You wonder why the rapid-fire film montages of the '60s almost never show Bill Russell. The music of the Beatles always is played in the background ("You say you want a rev-o-loo-tion...."), and the fire hoses in Selma merge into the assassinations of two Kennedys and Martin Luther King Jr. and then into psychedelic distortions and then into Hank Aaron at bat or Joe Namath on the run and then into the war in Vietnam and Muhammad Ali at the draft board...but never does the picture of Russell grace the screen. Why? No athlete has dominated any team sport for any decade the way Russell dominated pro basketball in the '60s.
You look back at Russell's success—his team, the Boston Celtics, won the NBA title in nine of the 10 years of the '60s and in 11 of the 13 years he played center—and you think that his place in history is assured. He was the MVP five times. He was the first black coach of a major U.S. professional team, winning the NBA title in two of his three seasons as the Celtic player-coach. He was an innovator, changing his sport by virtually inventing the blocked shot and tipping the game's balance from offensive flash to defensive tenacity. What more did he have to do?
"Before Russell came along, no one ever had blocked shots in the pros or forced teams out of their offensive patterns," former Celtic coach Red Auerbach once said. "He put a whole new sound in the game, the sound of his footsteps. A guy would be going in all alone for a layup, and he'd hear the sound of those footsteps behind him. After this happened a few times, guys started hearing Russell's footsteps even when he wasn't there."
You wonder if he arrived on the scene too early, before the NBA became "Fan-tas-tic." You wonder if Russell's long battle with Wilt Chamberlain has, with time, been misread: Is it easier now to gasp at the idea of a player scoring 100 points in a single game than at 11 championships in 13 years? Is it easier to look at the other Hall of Famers on the old Celtics and say, "Well, Russell always had a good team around him," than to remember that he was the soul of the team?
You wonder, too—probably wonder the most—about how much Russell's own personality has contributed to his strangely quiet place. He is one of the most cantankerous figures ever to have walked across the American sports page. Few other athletes spoke their minds more often on more controversial subjects. No other athlete did less to curry favor with the fan. From the time he arrived with the Celtics as a 6'9‚Äö√Ñ√∂‚àö√±‚àöœÄ" rookie in 1956, fresh from two NCAA championships at the University of San Francisco, he was his own man. He romanced no one, danced for no one. He played basketball. Period.

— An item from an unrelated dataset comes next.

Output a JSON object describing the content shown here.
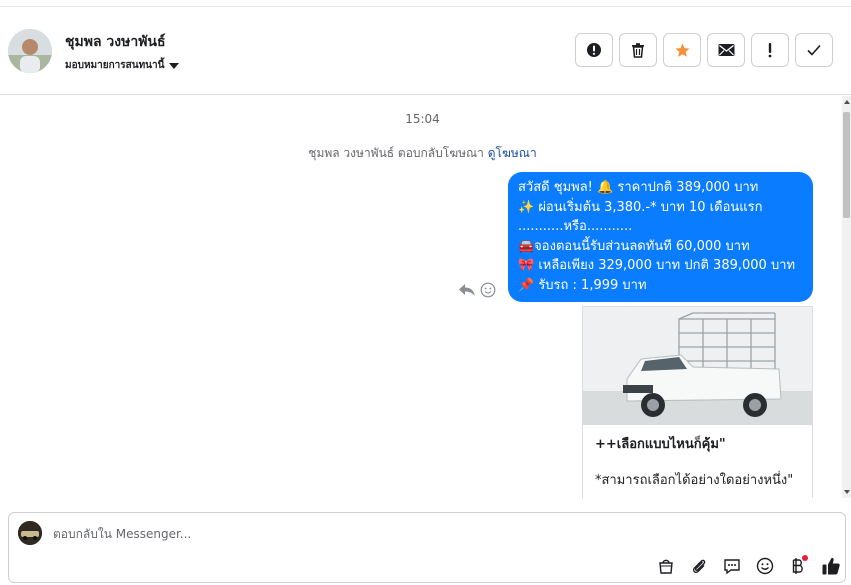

"What I'm resentful of, you know, is when they say you owe the public this and owe the public that," he said in a Saturday Evening Post article in 1964. "You owe the public the same thing it owes you. Nothing.... I'd say I'm like most people in this type of life; I have an enlarged ego. I refuse to misrepresent myself. I refuse to smile and be nice to the kiddies. I don't think it is incumbent upon me to set a good example for anybody's kids but my own."

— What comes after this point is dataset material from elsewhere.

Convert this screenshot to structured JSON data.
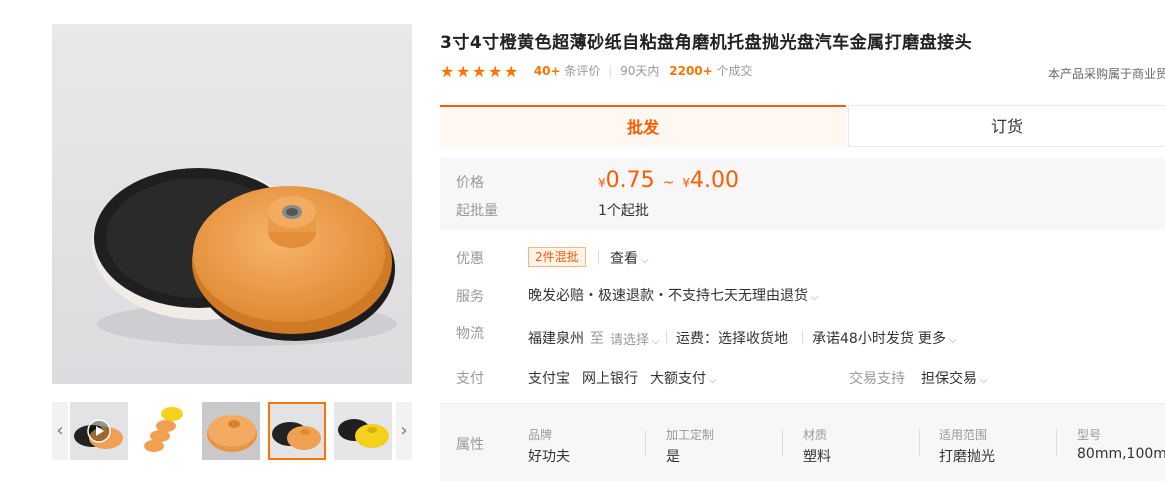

He refused to sign autographs. He consistently lacerated the city of Boston and the people who cheered him, citing examples of racism. At a time when the black athlete was quietly pushing back the remaining barriers on the playing fields and the rosters, Russell was loudly calling for faster and broader change. His game was to keep people off-balance. He did this with Chamberlain, greeting his adversary warmly one day, then walking past him silently the next, always leaving Wilt to wonder who this large, bearded guy really was. He did this with the world in general, sometimes laughing with the loudest cackle imaginable, at other times turning distant.

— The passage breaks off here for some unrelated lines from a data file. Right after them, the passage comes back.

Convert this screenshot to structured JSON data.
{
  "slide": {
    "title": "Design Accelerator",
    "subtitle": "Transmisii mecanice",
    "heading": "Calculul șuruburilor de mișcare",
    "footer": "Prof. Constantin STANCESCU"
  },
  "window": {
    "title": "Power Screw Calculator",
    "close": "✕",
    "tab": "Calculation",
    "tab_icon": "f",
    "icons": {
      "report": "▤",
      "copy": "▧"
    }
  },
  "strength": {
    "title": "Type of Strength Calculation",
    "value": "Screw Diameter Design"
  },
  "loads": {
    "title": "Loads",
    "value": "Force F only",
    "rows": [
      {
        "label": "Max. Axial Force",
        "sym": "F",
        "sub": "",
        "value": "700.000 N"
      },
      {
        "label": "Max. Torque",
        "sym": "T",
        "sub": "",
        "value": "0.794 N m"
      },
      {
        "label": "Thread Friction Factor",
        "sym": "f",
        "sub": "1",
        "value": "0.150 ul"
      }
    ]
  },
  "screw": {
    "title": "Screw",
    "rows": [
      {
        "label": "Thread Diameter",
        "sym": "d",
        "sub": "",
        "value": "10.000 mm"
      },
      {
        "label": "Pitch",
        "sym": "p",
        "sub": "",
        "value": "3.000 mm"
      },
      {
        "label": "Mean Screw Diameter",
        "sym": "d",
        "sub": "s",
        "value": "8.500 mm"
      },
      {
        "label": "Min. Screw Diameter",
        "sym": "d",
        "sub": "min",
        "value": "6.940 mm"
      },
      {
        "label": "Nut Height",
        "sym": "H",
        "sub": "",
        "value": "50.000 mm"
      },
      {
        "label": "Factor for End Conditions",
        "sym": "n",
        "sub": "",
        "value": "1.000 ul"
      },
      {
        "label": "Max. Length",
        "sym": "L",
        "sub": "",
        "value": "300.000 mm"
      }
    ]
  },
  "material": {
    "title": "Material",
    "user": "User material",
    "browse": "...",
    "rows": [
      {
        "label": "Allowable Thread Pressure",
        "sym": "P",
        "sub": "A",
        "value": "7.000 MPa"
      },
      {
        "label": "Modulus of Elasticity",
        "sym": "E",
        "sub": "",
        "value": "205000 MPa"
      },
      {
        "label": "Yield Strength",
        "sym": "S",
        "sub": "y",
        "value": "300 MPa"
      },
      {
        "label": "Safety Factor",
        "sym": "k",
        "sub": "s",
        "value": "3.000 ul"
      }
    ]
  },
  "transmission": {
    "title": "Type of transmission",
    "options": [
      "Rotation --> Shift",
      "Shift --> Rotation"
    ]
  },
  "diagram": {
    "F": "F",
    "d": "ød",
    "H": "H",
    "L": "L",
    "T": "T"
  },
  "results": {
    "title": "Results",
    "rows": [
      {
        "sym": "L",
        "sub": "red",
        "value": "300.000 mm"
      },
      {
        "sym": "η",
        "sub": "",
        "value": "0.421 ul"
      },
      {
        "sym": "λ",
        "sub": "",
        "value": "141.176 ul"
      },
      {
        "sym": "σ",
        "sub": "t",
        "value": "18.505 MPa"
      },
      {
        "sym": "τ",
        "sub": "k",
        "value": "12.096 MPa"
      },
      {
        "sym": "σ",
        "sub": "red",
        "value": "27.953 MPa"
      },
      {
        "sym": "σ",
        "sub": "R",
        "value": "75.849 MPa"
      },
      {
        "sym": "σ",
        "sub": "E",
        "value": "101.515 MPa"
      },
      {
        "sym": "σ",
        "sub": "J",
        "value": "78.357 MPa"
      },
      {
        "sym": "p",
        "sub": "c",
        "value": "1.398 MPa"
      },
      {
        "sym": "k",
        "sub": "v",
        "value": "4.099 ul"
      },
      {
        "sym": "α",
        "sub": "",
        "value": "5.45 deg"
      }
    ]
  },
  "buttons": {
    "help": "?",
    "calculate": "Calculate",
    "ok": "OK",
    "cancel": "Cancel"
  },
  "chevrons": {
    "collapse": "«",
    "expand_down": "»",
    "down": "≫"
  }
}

Do the people who write history remember the rebuff better than the rebound? Do they remember his refusal to attend his induction into the Hall of Fame more than the reasons for the induction? Earlier this year, Russell returned to Boston, the city he hated, for one spring weekend to do a job he never would do before. He signed autographs. The price for autographing a piece of paper was $295 and a basketball $495. The local press, of course, did an easy tap dance on his head. You had to laugh. The greatest basketball player of his time—sorry, Wilt—still couldn't care less what people thought.
ROBERT HUNTZINGER, 1965